What they do: Research, devise and test security software and hardware that uses physical or behavioral characteristics -- such as scans for face recognition, fingerprints or voice recognition -- to verify identity, generally for security access. Their findings and advancements have upgraded the way many casinos, banks, hotels and other areas operate their security.
What you need: A B.S. in computer science or a related field, and graduate degrees are preferred. Developers must have experience in biometrics and related areas and an understanding of the most current applications. Certification is also required at different levels and the U.S. government may have additional regulations and requirements for federal research employment.
What they do: Design, decipher and analyze ciphers, or coding systems. This work is done to protect secret information for law enforcement, military, or political personnel, as well as to provide privacy for people and businesses.
What you need: A strong talent in understanding mathematics, economics and computer science. While a degree is not required, most have at least a bachelor's degree in mathematics or computer science, and often have a graduate degree in mathematics.
What they do: Tabulate the votes conducted by a secret ballot and withhold the results so that the envelopes may be opened onstage and televised by live programming. This work is done in addition to the auditor job duties that include organizing and verifying company and personal finance information and public records.
What you need: A bachelor's degree in accounting or a related field. Some employers have preferences on degree concentrations. Experience in accounting or auditing and CPA licensure are also needed. Additional training and education is needed for specializing a level of expertise and to renew the CPA license.
© Copyright CareerBuilder.com 2007. All rights reserved.

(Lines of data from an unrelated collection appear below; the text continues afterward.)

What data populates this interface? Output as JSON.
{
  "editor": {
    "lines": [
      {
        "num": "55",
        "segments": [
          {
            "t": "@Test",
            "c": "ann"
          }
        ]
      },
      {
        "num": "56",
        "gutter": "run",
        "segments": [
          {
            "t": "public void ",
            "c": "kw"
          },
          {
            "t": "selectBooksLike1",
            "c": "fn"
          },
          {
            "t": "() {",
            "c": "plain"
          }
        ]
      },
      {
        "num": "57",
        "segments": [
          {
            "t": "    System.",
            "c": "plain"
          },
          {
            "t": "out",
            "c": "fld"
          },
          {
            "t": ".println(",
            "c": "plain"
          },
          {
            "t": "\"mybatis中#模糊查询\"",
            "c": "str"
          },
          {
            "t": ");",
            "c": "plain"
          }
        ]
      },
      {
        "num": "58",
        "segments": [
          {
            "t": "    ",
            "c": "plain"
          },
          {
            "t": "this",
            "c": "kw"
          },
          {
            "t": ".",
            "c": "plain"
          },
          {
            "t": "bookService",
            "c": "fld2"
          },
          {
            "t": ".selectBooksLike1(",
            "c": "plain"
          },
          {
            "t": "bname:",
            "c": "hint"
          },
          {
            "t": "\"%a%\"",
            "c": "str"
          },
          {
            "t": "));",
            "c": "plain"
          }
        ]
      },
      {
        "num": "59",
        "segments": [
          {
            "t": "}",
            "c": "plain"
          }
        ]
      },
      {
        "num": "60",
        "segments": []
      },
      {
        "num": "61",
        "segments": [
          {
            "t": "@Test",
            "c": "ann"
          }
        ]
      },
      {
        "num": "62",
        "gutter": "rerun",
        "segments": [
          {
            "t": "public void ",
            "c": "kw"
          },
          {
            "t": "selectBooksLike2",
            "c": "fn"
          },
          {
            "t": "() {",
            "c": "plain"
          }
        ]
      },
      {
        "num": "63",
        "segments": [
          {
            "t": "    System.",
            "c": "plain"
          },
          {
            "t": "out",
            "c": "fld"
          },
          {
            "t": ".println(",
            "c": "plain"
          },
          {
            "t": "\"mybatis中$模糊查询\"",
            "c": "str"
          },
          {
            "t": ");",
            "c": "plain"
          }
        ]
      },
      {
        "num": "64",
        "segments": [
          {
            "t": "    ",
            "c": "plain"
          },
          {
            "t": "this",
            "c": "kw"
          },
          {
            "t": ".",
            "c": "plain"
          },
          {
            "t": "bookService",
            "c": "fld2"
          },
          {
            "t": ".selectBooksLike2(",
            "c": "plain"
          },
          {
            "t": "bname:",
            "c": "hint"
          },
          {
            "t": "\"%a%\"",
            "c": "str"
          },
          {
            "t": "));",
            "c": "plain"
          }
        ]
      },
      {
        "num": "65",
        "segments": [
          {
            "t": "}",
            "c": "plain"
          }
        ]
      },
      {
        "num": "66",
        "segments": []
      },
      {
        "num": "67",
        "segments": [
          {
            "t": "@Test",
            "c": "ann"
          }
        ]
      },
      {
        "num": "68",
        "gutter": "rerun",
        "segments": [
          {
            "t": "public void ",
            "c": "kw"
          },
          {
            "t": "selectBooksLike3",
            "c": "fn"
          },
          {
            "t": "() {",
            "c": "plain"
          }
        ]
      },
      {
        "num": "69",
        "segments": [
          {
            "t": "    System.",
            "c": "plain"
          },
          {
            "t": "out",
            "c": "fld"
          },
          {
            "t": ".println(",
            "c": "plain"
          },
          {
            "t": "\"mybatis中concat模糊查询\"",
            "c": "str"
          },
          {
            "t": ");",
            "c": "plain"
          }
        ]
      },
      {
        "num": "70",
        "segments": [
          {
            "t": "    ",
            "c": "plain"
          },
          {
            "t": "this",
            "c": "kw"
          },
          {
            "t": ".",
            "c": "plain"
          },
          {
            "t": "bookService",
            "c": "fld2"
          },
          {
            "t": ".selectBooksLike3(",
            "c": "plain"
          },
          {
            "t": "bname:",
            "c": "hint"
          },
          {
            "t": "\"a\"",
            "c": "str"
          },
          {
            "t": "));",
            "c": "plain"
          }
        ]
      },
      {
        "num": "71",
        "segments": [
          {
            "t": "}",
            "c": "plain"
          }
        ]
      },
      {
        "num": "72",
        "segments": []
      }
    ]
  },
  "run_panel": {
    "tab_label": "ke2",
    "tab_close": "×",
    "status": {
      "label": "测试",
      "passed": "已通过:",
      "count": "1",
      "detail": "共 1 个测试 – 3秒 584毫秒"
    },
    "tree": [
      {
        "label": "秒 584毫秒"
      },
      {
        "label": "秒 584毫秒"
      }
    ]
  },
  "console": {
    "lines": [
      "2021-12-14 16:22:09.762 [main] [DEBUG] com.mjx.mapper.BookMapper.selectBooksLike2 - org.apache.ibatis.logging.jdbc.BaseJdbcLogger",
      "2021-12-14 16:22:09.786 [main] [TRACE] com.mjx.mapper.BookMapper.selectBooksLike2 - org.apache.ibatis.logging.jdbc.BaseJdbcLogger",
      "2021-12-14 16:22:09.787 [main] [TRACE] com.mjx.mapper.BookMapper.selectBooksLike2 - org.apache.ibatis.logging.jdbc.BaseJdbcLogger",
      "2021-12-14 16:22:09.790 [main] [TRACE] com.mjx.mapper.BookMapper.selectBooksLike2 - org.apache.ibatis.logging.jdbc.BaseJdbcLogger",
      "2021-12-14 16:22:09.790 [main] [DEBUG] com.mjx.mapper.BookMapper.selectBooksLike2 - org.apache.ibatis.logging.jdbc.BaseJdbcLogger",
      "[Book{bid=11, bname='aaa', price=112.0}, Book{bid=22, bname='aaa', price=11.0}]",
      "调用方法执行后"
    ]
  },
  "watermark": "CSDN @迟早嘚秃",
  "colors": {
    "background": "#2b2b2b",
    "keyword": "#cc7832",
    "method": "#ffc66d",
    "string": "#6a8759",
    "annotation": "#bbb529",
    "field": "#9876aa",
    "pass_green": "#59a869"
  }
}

The information contained in this article may not be published, broadcast or otherwise distributed without the prior written authority
Quick Job Search